> EXERCISE DIRECTIONS:
Wherever "JSON" shows up in the records below, copy the whole line.

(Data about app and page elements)
*** Block opens ***
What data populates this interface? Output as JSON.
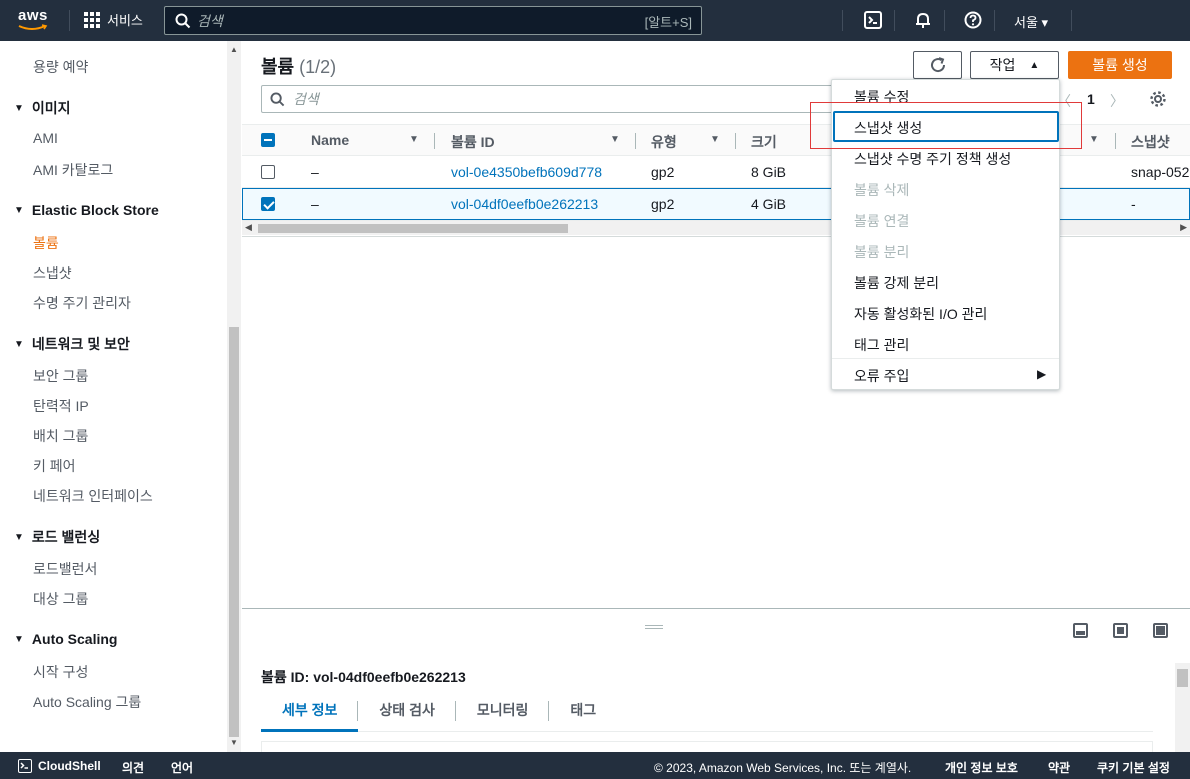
{
  "topnav": {
    "logo": "aws",
    "services": "서비스",
    "search_placeholder": "검색",
    "search_shortcut": "[알트+S]",
    "region": "서울 ▾"
  },
  "sidebar": {
    "items": [
      {
        "type": "link",
        "label": "용량 예약"
      },
      {
        "type": "head",
        "label": "이미지"
      },
      {
        "type": "link",
        "label": "AMI"
      },
      {
        "type": "link",
        "label": "AMI 카탈로그"
      },
      {
        "type": "head",
        "label": "Elastic Block Store"
      },
      {
        "type": "link",
        "label": "볼륨",
        "active": true
      },
      {
        "type": "link",
        "label": "스냅샷"
      },
      {
        "type": "link",
        "label": "수명 주기 관리자"
      },
      {
        "type": "head",
        "label": "네트워크 및 보안"
      },
      {
        "type": "link",
        "label": "보안 그룹"
      },
      {
        "type": "link",
        "label": "탄력적 IP"
      },
      {
        "type": "link",
        "label": "배치 그룹"
      },
      {
        "type": "link",
        "label": "키 페어"
      },
      {
        "type": "link",
        "label": "네트워크 인터페이스"
      },
      {
        "type": "head",
        "label": "로드 밸런싱"
      },
      {
        "type": "link",
        "label": "로드밸런서"
      },
      {
        "type": "link",
        "label": "대상 그룹"
      },
      {
        "type": "head",
        "label": "Auto Scaling"
      },
      {
        "type": "link",
        "label": "시작 구성"
      },
      {
        "type": "link",
        "label": "Auto Scaling 그룹"
      }
    ]
  },
  "main": {
    "title": "볼륨",
    "count": "(1/2)",
    "actions_label": "작업",
    "create_label": "볼륨 생성",
    "search_placeholder": "검색",
    "page_number": "1"
  },
  "table": {
    "columns": [
      "Name",
      "볼륨 ID",
      "유형",
      "크기",
      "스냅샷"
    ],
    "rows": [
      {
        "name": "–",
        "volume_id": "vol-0e4350befb609d778",
        "type": "gp2",
        "size": "8 GiB",
        "snapshot": "snap-052",
        "selected": false
      },
      {
        "name": "–",
        "volume_id": "vol-04df0eefb0e262213",
        "type": "gp2",
        "size": "4 GiB",
        "snapshot": "-",
        "selected": true
      }
    ]
  },
  "actions_menu": {
    "items": [
      {
        "label": "볼륨 수정",
        "disabled": false
      },
      {
        "label": "스냅샷 생성",
        "disabled": false,
        "highlighted": true
      },
      {
        "label": "스냅샷 수명 주기 정책 생성",
        "disabled": false
      },
      {
        "label": "볼륨 삭제",
        "disabled": true
      },
      {
        "label": "볼륨 연결",
        "disabled": true
      },
      {
        "label": "볼륨 분리",
        "disabled": true
      },
      {
        "label": "볼륨 강제 분리",
        "disabled": false
      },
      {
        "label": "자동 활성화된 I/O 관리",
        "disabled": false
      },
      {
        "label": "태그 관리",
        "disabled": false
      },
      {
        "label": "오류 주입",
        "disabled": false,
        "submenu": true
      }
    ]
  },
  "details": {
    "volume_id_label": "볼륨 ID: vol-04df0eefb0e262213",
    "tabs": [
      "세부 정보",
      "상태 검사",
      "모니터링",
      "태그"
    ],
    "active_tab": "세부 정보"
  },
  "footer": {
    "cloudshell": "CloudShell",
    "feedback": "의견",
    "language": "언어",
    "copyright": "© 2023, Amazon Web Services, Inc. 또는 계열사.",
    "privacy": "개인 정보 보호",
    "terms": "약관",
    "cookies": "쿠키 기본 설정"
  },
  "colors": {
    "nav_bg": "#232f3e",
    "accent_orange": "#ec7211",
    "link_blue": "#0073bb",
    "annotation_red": "#e03a3a"
  }
}
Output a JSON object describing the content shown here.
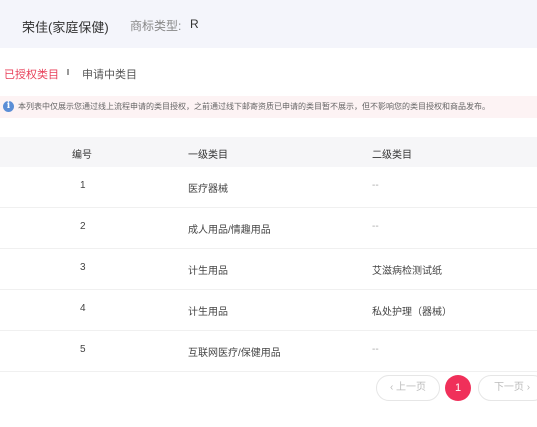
{
  "header": {
    "brand": "荣佳(家庭保健)",
    "type_label": "商标类型:",
    "type_value": "R"
  },
  "tabs": [
    {
      "label": "已授权类目",
      "active": true
    },
    {
      "label": "申请中类目",
      "active": false
    }
  ],
  "notice": {
    "icon": "info-icon",
    "text": "本列表中仅展示您通过线上流程申请的类目授权，之前通过线下邮寄资质已申请的类目暂不展示，但不影响您的类目授权和商品发布。"
  },
  "table": {
    "headers": [
      "编号",
      "一级类目",
      "二级类目"
    ],
    "rows": [
      {
        "no": "1",
        "level1": "医疗器械",
        "level2": "--"
      },
      {
        "no": "2",
        "level1": "成人用品/情趣用品",
        "level2": "--"
      },
      {
        "no": "3",
        "level1": "计生用品",
        "level2": "艾滋病检测试纸"
      },
      {
        "no": "4",
        "level1": "计生用品",
        "level2": "私处护理（器械）"
      },
      {
        "no": "5",
        "level1": "互联网医疗/保健用品",
        "level2": "--"
      }
    ]
  },
  "pager": {
    "prev": "‹ 上一页",
    "current": "1",
    "next": "下一页 ›"
  },
  "colors": {
    "accent": "#f0305a",
    "header_bg": "#f4f5fb",
    "notice_bg": "#fdf3f4",
    "info_icon": "#5b8ed6"
  }
}
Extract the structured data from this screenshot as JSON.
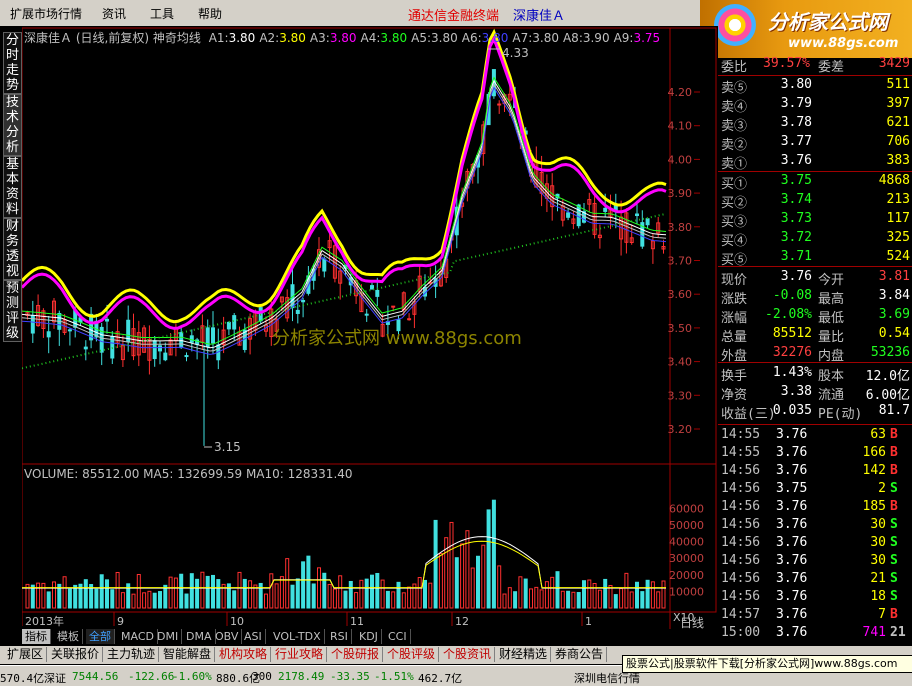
{
  "menu": {
    "items": [
      "扩展市场行情",
      "资讯",
      "工具",
      "帮助"
    ],
    "brand_left": "通达信金融终端",
    "brand_right": "深康佳Ａ"
  },
  "logo": {
    "title": "分析家公式网",
    "url": "www.88gs.com"
  },
  "sidetabs": [
    "分时走势",
    "技术分析",
    "基本资料",
    "财务透视",
    "预测评级"
  ],
  "chart_header": {
    "stock": "深康佳Ａ",
    "mode": "(日线,前复权)",
    "indicator": "神奇均线",
    "params": [
      {
        "label": "A1:",
        "value": "3.80",
        "color": "#ffffff"
      },
      {
        "label": "A2:",
        "value": "3.80",
        "color": "#ffff00"
      },
      {
        "label": "A3:",
        "value": "3.80",
        "color": "#ff00ff"
      },
      {
        "label": "A4:",
        "value": "3.80",
        "color": "#20ff20"
      },
      {
        "label": "A5:",
        "value": "3.80",
        "color": "#c0c0c0"
      },
      {
        "label": "A6:",
        "value": "3.80",
        "color": "#4040ff"
      },
      {
        "label": "A7:",
        "value": "3.80",
        "color": "#c0c0c0"
      },
      {
        "label": "A8:",
        "value": "3.90",
        "color": "#c0c0c0"
      },
      {
        "label": "A9:",
        "value": "3.75",
        "color": "#ff00ff"
      }
    ]
  },
  "price_axis": [
    "4.20",
    "4.10",
    "4.00",
    "3.90",
    "3.80",
    "3.70",
    "3.60",
    "3.50",
    "3.40",
    "3.30",
    "3.20"
  ],
  "annotations": {
    "high": "4.33",
    "low": "3.15"
  },
  "watermark": "分析家公式网 www.88gs.com",
  "volume_header": "VOLUME: 85512.00  MA5: 132699.59  MA10: 128331.40",
  "volume_axis": [
    "60000",
    "50000",
    "40000",
    "30000",
    "20000",
    "10000"
  ],
  "volume_unit": "X10",
  "date_axis": [
    {
      "label": "2013年"
    },
    {
      "label": "9"
    },
    {
      "label": "10"
    },
    {
      "label": "11"
    },
    {
      "label": "12"
    },
    {
      "label": "1"
    }
  ],
  "period": "日线",
  "quote": {
    "ratio_label": "委比",
    "ratio": "39.57%",
    "diff_label": "委差",
    "diff": "3429",
    "asks": [
      {
        "label": "卖⑤",
        "price": "3.80",
        "vol": "511"
      },
      {
        "label": "卖④",
        "price": "3.79",
        "vol": "397"
      },
      {
        "label": "卖③",
        "price": "3.78",
        "vol": "621"
      },
      {
        "label": "卖②",
        "price": "3.77",
        "vol": "706"
      },
      {
        "label": "卖①",
        "price": "3.76",
        "vol": "383"
      }
    ],
    "bids": [
      {
        "label": "买①",
        "price": "3.75",
        "vol": "4868"
      },
      {
        "label": "买②",
        "price": "3.74",
        "vol": "213"
      },
      {
        "label": "买③",
        "price": "3.73",
        "vol": "117"
      },
      {
        "label": "买④",
        "price": "3.72",
        "vol": "325"
      },
      {
        "label": "买⑤",
        "price": "3.71",
        "vol": "524"
      }
    ],
    "stats": [
      {
        "l1": "现价",
        "v1": "3.76",
        "c1": "#ffffff",
        "l2": "今开",
        "v2": "3.81",
        "c2": "#ff4040"
      },
      {
        "l1": "涨跌",
        "v1": "-0.08",
        "c1": "#20ff20",
        "l2": "最高",
        "v2": "3.84",
        "c2": "#ffffff"
      },
      {
        "l1": "涨幅",
        "v1": "-2.08%",
        "c1": "#20ff20",
        "l2": "最低",
        "v2": "3.69",
        "c2": "#20ff20"
      },
      {
        "l1": "总量",
        "v1": "85512",
        "c1": "#ffff00",
        "l2": "量比",
        "v2": "0.54",
        "c2": "#ffff00"
      },
      {
        "l1": "外盘",
        "v1": "32276",
        "c1": "#ff4040",
        "l2": "内盘",
        "v2": "53236",
        "c2": "#20ff20"
      }
    ],
    "stats2": [
      {
        "l1": "换手",
        "v1": "1.43%",
        "l2": "股本",
        "v2": "12.0亿"
      },
      {
        "l1": "净资",
        "v1": "3.38",
        "l2": "流通",
        "v2": "6.00亿"
      },
      {
        "l1": "收益(三)",
        "v1": "0.035",
        "l2": "PE(动)",
        "v2": "81.7"
      }
    ]
  },
  "ticks": [
    {
      "time": "14:55",
      "price": "3.76",
      "vol": "63",
      "bs": "B"
    },
    {
      "time": "14:55",
      "price": "3.76",
      "vol": "166",
      "bs": "B"
    },
    {
      "time": "14:56",
      "price": "3.76",
      "vol": "142",
      "bs": "B"
    },
    {
      "time": "14:56",
      "price": "3.75",
      "vol": "2",
      "bs": "S"
    },
    {
      "time": "14:56",
      "price": "3.76",
      "vol": "185",
      "bs": "B"
    },
    {
      "time": "14:56",
      "price": "3.76",
      "vol": "30",
      "bs": "S"
    },
    {
      "time": "14:56",
      "price": "3.76",
      "vol": "30",
      "bs": "S"
    },
    {
      "time": "14:56",
      "price": "3.76",
      "vol": "30",
      "bs": "S"
    },
    {
      "time": "14:56",
      "price": "3.76",
      "vol": "21",
      "bs": "S"
    },
    {
      "time": "14:56",
      "price": "3.76",
      "vol": "18",
      "bs": "S"
    },
    {
      "time": "14:57",
      "price": "3.76",
      "vol": "7",
      "bs": "B"
    },
    {
      "time": "15:00",
      "price": "3.76",
      "vol": "741",
      "bs": "21"
    }
  ],
  "indicator_tabs": [
    "指标",
    "模板",
    "全部",
    "MACD",
    "DMI",
    "DMA",
    "OBV",
    "ASI",
    "VOL-TDX",
    "RSI",
    "KDJ",
    "CCI"
  ],
  "bottom_toolbar": [
    "扩展区",
    "关联报价",
    "主力轨迹",
    "智能解盘",
    "机构攻略",
    "行业攻略",
    "个股研报",
    "个股评级",
    "个股资讯",
    "财经精选",
    "券商公告"
  ],
  "popup_text": "股票公式|股票软件下载[分析家公式网]www.88gs.com",
  "status": {
    "s1": "570.4亿",
    "label2": "深证",
    "v2": "7544.56",
    "c2": "-122.66",
    "p2": "-1.60%",
    "a2": "880.6亿",
    "label3": "300",
    "v3": "2178.49",
    "c3": "-33.35",
    "p3": "-1.51%",
    "a3": "462.7亿",
    "stock": "深圳电信行情"
  }
}
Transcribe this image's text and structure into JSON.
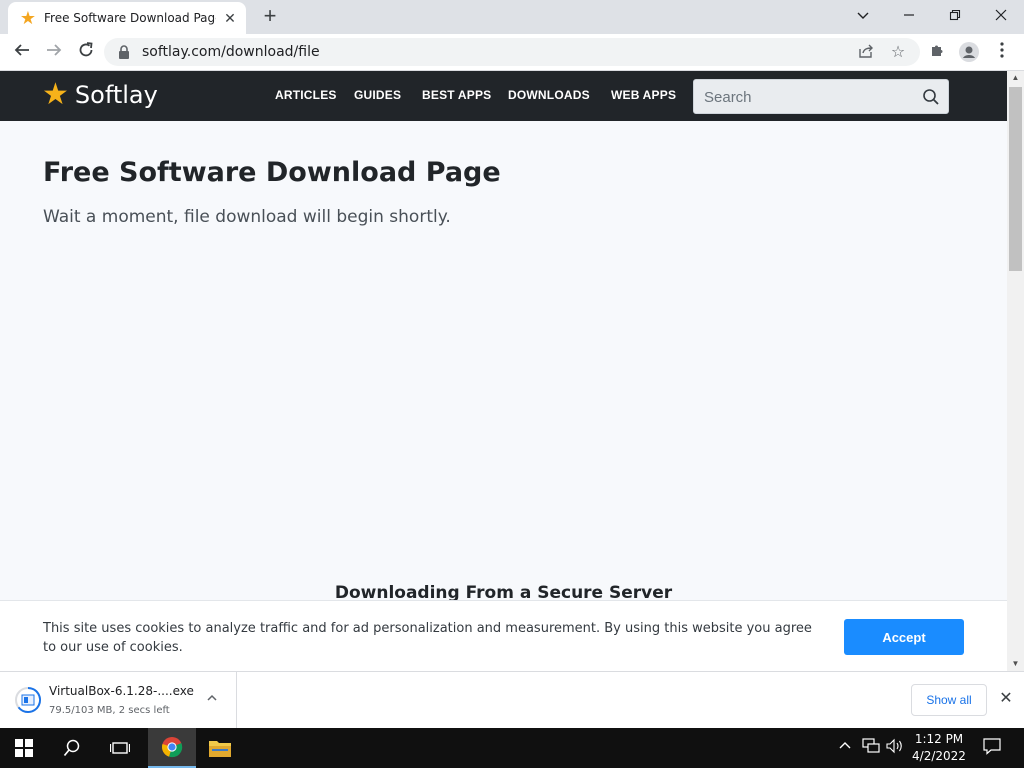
{
  "browser": {
    "tab_title": "Free Software Download Page - S",
    "url": "softlay.com/download/file"
  },
  "site": {
    "logo_text": "Softlay",
    "nav": [
      "ARTICLES",
      "GUIDES",
      "BEST APPS",
      "DOWNLOADS",
      "WEB APPS"
    ],
    "search_placeholder": "Search"
  },
  "main": {
    "title": "Free Software Download Page",
    "subtitle": "Wait a moment, file download will begin shortly.",
    "secure_heading": "Downloading From a Secure Server"
  },
  "cookie": {
    "text": "This site uses cookies to analyze traffic and for ad personalization and measurement. By using this website you agree to our use of cookies.",
    "accept_label": "Accept"
  },
  "download": {
    "file_name": "VirtualBox-6.1.28-....exe",
    "status": "79.5/103 MB, 2 secs left",
    "show_all_label": "Show all"
  },
  "taskbar": {
    "time": "1:12 PM",
    "date": "4/2/2022"
  },
  "colors": {
    "site_header": "#212529",
    "accent": "#1a8cff",
    "logo_star": "#f6b21a"
  }
}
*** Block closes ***
> WRITTEN RESPONSE:
What data populates this interface? Output as JSON.
Output a JSON object describing the content shown here.
Extract the structured data from this screenshot as JSON.
Transcribe this image's text and structure into JSON.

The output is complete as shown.